• _Directions for this task_
Find the word "Rentals" in the data below and copy each line that holds it.

*** Opening of Input for this task ***

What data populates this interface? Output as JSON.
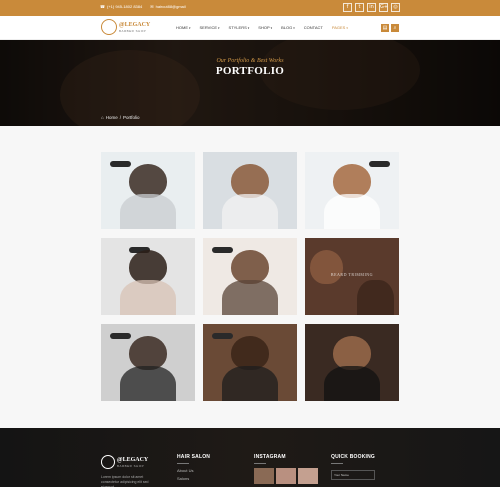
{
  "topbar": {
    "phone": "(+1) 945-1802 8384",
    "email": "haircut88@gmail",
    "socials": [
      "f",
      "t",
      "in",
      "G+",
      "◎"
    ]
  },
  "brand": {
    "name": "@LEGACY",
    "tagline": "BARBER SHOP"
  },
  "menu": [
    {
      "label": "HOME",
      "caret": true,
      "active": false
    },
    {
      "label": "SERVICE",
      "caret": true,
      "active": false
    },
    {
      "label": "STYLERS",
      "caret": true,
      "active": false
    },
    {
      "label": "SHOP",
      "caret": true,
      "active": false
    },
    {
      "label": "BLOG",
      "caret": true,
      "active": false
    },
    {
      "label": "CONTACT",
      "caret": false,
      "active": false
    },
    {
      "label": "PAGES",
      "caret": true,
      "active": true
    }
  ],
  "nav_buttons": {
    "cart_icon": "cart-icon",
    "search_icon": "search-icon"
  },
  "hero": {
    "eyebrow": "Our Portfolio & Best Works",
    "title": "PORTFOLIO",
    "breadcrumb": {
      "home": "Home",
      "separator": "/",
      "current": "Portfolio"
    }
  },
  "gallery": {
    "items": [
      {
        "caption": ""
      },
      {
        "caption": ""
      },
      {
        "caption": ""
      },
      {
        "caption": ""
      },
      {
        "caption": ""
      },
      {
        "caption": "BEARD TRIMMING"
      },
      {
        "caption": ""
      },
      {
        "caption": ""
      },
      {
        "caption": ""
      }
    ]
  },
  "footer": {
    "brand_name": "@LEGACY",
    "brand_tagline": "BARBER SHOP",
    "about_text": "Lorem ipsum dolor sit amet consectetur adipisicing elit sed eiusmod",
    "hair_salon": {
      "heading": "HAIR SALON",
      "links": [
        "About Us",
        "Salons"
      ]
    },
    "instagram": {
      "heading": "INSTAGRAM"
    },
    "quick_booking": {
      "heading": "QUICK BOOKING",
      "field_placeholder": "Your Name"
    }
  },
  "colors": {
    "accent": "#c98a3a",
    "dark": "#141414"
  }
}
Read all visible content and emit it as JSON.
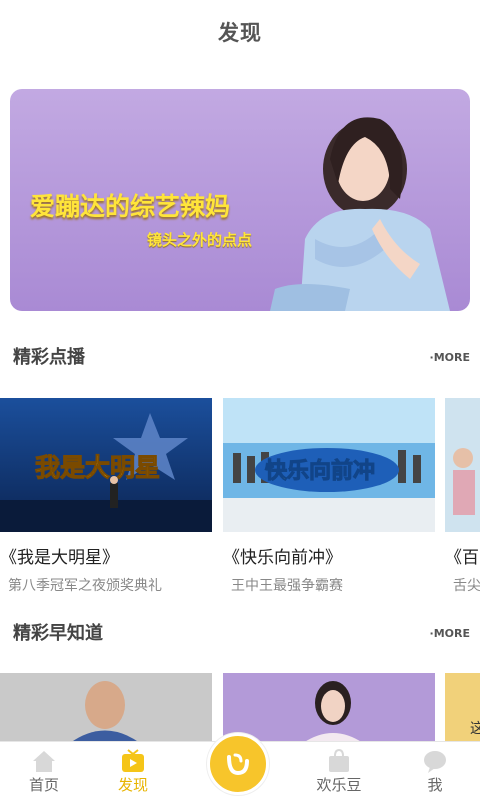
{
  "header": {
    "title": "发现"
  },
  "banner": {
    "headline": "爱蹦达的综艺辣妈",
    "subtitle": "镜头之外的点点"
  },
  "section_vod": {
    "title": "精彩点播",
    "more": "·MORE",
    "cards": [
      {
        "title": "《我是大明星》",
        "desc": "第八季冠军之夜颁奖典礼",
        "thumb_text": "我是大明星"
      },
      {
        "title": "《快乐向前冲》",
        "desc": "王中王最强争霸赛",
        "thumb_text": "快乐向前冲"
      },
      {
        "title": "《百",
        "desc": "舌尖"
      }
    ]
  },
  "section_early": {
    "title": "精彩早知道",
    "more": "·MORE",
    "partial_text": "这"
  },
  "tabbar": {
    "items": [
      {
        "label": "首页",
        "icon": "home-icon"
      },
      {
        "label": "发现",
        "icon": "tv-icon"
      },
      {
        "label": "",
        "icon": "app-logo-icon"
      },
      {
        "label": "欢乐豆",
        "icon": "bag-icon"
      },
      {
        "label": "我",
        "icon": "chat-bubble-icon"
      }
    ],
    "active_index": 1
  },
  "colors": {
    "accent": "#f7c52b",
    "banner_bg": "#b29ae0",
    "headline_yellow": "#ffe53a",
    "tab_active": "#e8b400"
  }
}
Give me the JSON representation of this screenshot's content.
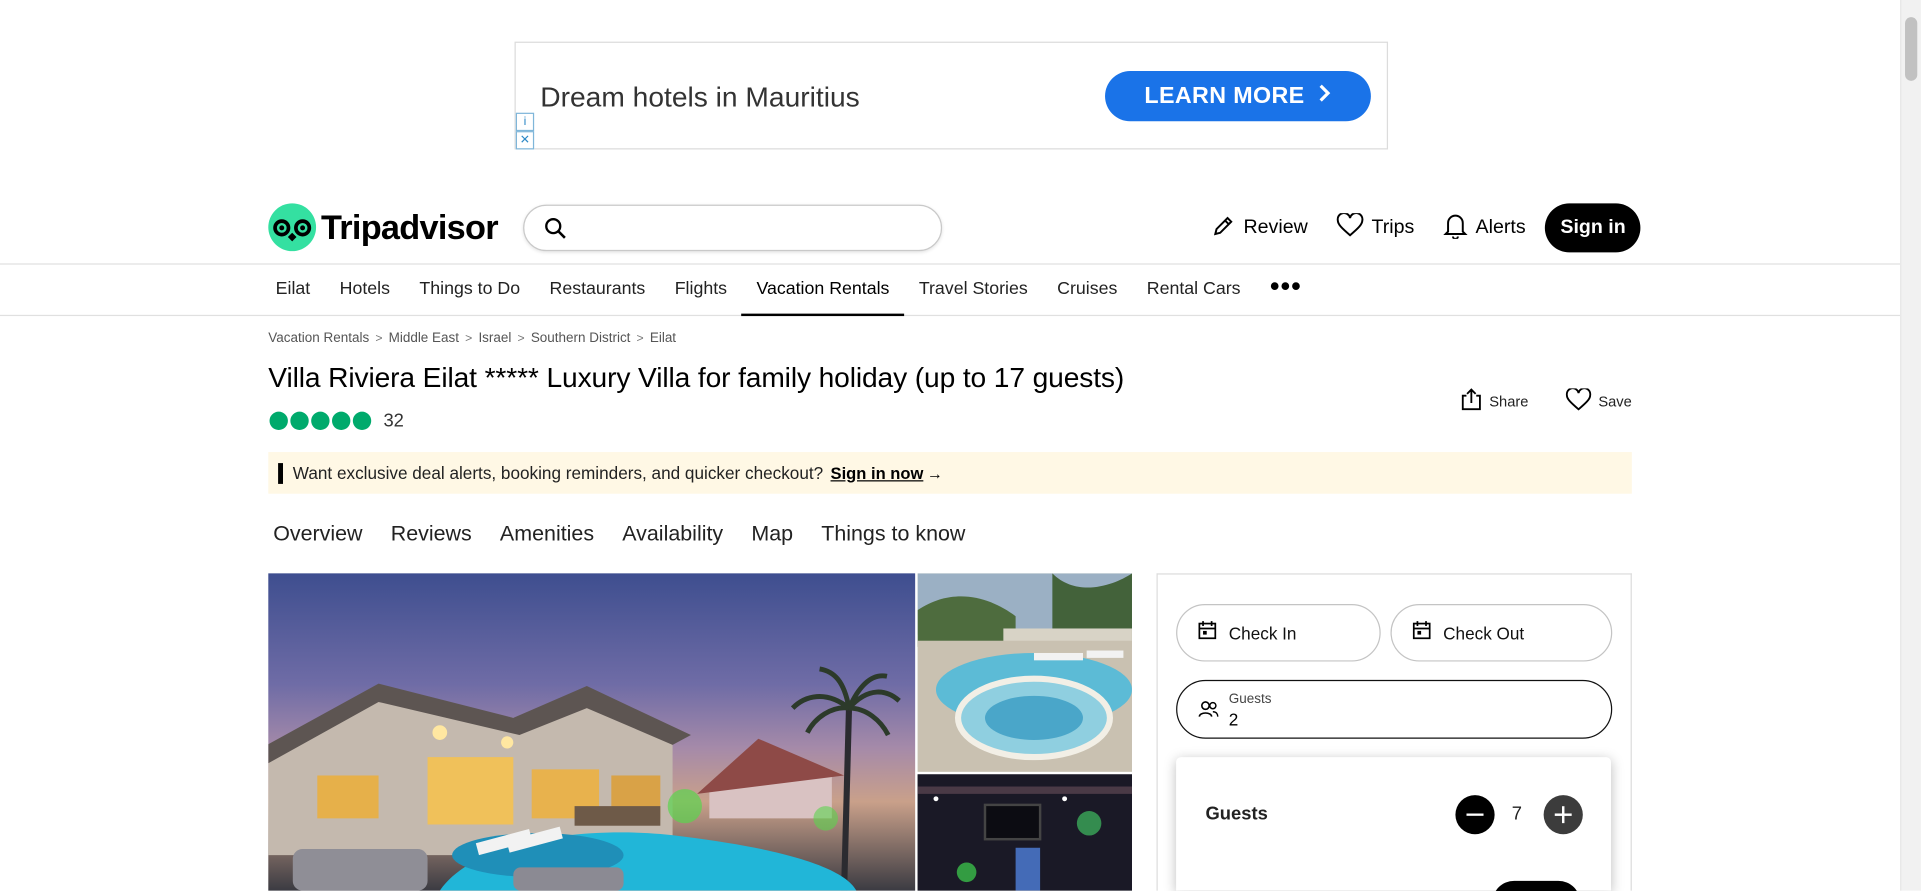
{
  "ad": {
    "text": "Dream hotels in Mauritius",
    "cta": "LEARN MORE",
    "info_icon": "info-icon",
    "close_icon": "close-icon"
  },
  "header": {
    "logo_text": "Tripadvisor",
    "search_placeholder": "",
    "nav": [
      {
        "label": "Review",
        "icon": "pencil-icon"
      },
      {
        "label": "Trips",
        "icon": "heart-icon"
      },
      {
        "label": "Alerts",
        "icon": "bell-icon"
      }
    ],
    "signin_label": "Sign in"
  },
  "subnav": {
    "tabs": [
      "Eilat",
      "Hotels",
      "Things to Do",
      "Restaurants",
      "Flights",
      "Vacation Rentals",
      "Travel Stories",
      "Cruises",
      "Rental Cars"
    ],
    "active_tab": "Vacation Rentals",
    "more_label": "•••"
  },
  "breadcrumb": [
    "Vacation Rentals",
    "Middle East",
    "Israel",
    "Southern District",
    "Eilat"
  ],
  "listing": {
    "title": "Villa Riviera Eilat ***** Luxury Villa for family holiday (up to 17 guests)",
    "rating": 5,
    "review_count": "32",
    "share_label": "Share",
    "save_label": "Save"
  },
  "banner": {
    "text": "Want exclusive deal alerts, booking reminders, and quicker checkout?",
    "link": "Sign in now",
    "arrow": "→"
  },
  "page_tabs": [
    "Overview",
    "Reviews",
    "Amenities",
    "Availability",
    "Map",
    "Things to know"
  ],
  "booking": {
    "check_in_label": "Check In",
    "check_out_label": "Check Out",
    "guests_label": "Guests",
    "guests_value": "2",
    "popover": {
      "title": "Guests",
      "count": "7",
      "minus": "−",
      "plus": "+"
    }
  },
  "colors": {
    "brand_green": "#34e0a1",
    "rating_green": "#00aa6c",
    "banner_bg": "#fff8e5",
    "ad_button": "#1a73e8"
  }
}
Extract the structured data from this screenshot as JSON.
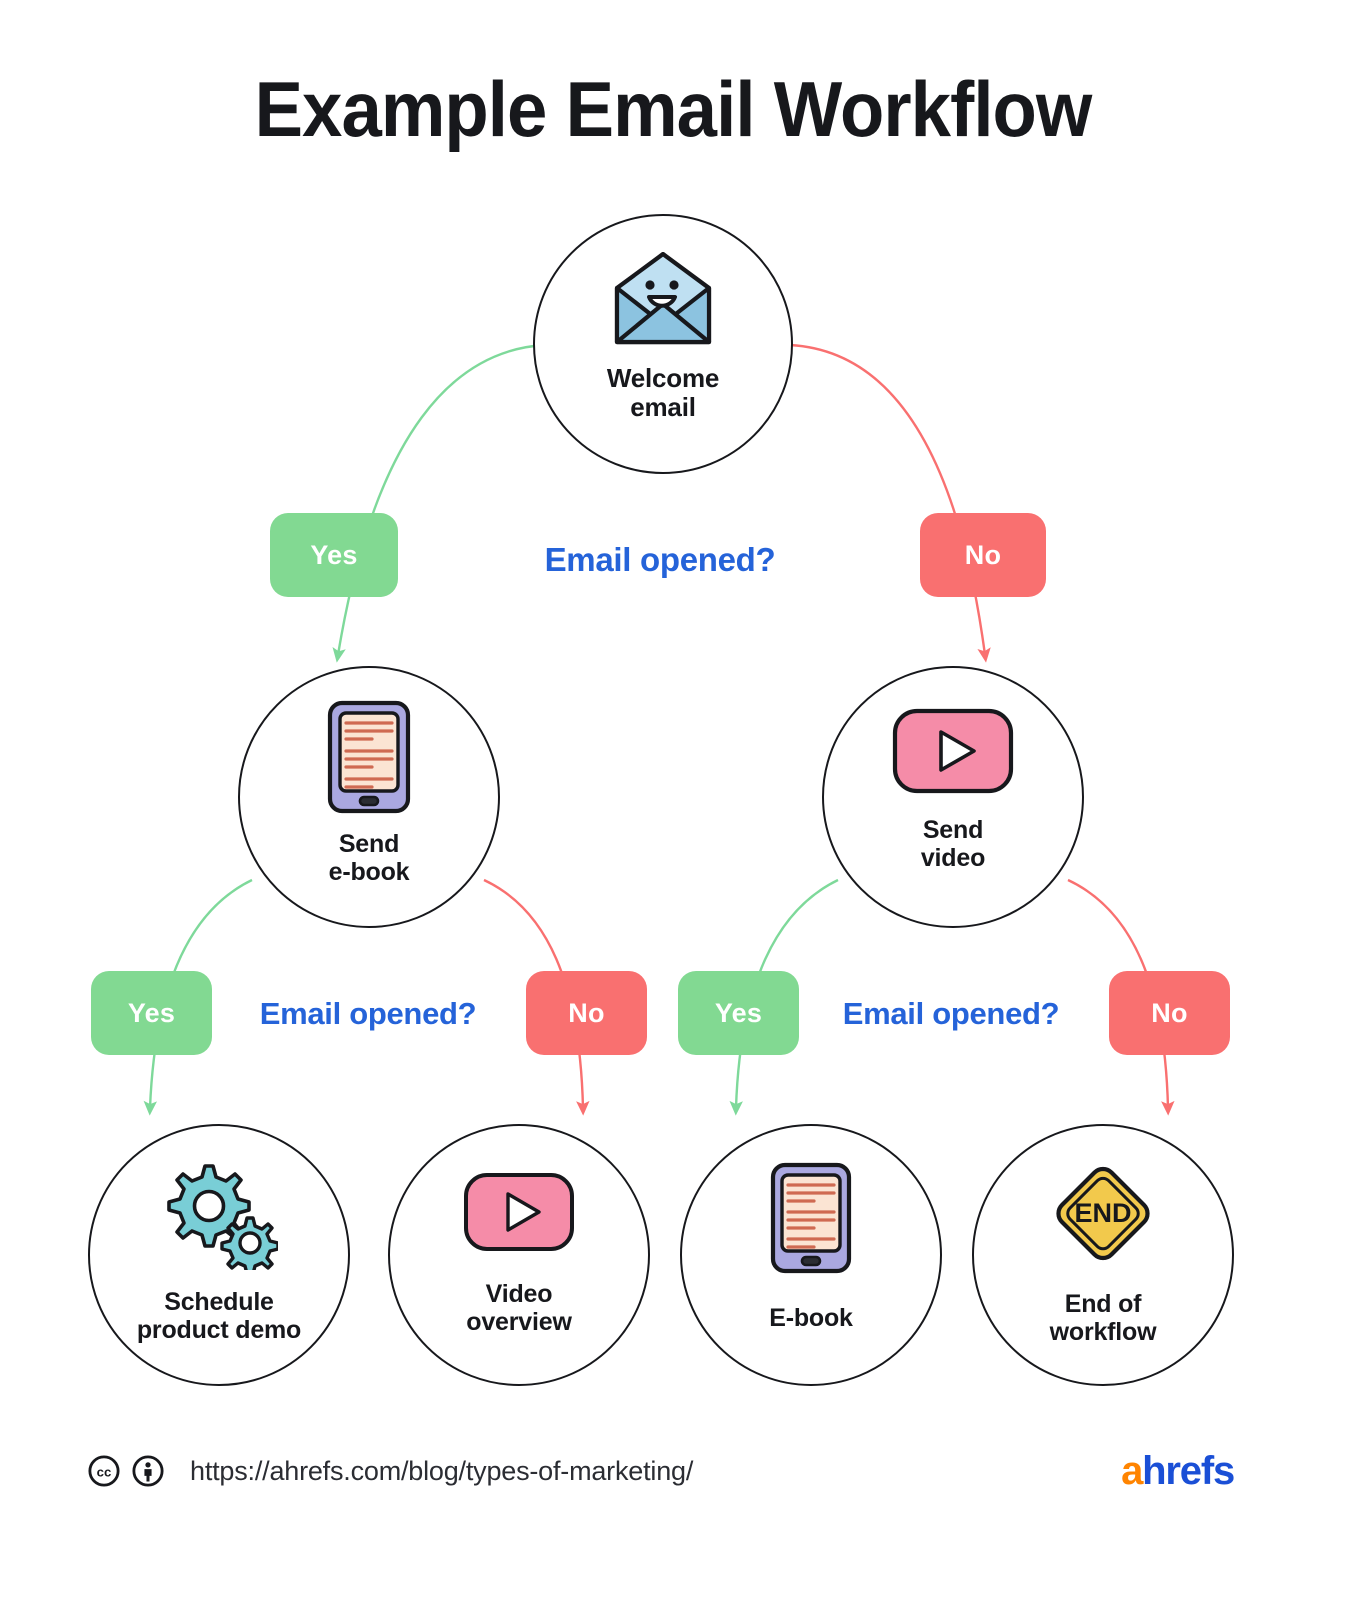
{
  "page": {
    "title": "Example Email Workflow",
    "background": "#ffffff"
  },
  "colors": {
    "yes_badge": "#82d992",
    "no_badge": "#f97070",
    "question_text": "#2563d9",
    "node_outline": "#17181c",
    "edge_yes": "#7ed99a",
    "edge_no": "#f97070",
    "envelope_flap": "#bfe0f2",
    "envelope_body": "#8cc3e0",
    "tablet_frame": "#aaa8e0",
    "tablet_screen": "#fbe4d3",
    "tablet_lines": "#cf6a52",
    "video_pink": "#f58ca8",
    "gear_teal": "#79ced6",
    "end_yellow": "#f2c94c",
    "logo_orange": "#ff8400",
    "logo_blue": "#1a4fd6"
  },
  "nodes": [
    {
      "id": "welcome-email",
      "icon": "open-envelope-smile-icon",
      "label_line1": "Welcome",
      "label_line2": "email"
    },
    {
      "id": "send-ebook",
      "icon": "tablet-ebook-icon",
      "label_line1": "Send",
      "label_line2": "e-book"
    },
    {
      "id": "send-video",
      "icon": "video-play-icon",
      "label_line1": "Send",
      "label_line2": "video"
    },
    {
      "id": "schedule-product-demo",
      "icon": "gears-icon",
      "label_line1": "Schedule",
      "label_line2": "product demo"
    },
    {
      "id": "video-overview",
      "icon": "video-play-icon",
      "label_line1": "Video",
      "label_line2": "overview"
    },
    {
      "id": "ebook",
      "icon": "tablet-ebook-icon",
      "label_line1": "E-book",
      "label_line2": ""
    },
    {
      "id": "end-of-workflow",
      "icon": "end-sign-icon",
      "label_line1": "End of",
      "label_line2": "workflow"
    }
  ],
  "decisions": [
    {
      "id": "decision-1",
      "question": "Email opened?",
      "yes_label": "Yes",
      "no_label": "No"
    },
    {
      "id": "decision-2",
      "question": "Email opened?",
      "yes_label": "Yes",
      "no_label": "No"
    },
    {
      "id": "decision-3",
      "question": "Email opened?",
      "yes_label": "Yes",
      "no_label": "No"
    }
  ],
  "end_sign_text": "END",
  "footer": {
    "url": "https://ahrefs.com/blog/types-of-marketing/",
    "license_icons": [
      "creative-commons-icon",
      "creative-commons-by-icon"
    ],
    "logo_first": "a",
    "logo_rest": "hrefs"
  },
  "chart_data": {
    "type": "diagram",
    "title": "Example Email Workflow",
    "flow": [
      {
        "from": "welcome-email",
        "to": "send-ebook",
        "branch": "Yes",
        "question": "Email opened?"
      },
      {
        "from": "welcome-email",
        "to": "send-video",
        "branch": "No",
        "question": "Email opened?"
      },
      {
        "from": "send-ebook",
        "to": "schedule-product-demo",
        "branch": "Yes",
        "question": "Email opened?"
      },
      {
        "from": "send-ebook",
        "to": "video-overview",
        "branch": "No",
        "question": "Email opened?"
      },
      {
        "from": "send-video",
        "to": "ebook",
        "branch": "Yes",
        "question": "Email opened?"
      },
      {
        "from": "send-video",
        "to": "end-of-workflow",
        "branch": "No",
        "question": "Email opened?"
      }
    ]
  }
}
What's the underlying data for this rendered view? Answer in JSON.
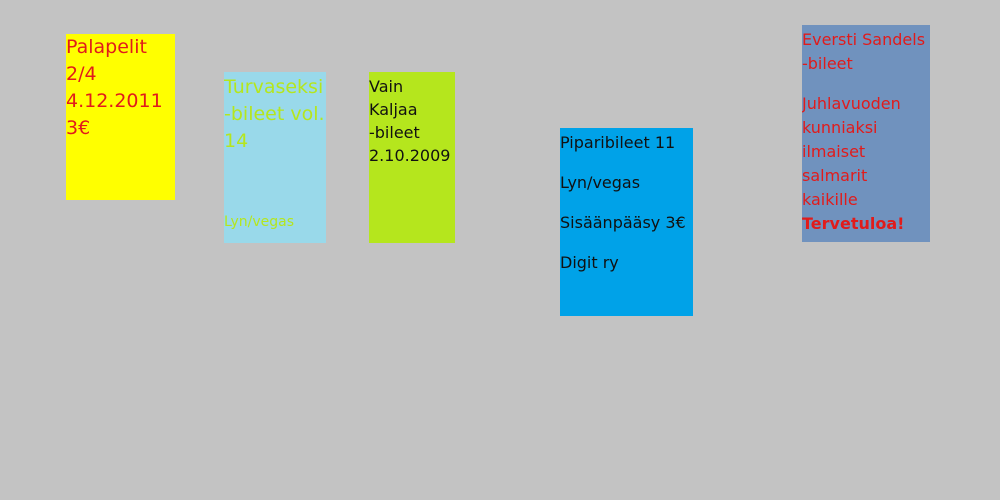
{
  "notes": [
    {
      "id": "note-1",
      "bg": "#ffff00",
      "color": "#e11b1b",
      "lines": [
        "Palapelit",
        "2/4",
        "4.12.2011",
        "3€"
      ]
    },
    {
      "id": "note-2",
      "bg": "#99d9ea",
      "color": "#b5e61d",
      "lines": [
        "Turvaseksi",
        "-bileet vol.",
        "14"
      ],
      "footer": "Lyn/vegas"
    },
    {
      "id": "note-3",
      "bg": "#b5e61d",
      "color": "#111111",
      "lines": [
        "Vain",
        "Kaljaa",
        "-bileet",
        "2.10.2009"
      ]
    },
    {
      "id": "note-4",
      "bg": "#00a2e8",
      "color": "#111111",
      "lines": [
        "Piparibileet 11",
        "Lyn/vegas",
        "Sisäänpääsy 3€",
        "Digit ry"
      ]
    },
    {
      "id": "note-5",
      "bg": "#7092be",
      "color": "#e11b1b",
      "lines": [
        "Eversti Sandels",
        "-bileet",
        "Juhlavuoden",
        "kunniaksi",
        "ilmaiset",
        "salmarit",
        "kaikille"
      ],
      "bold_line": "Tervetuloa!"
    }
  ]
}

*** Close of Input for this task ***

• _Result_
      "Vacation Rentals",
    "active_tab": "Vacation Rentals",
    "Vacation Rentals",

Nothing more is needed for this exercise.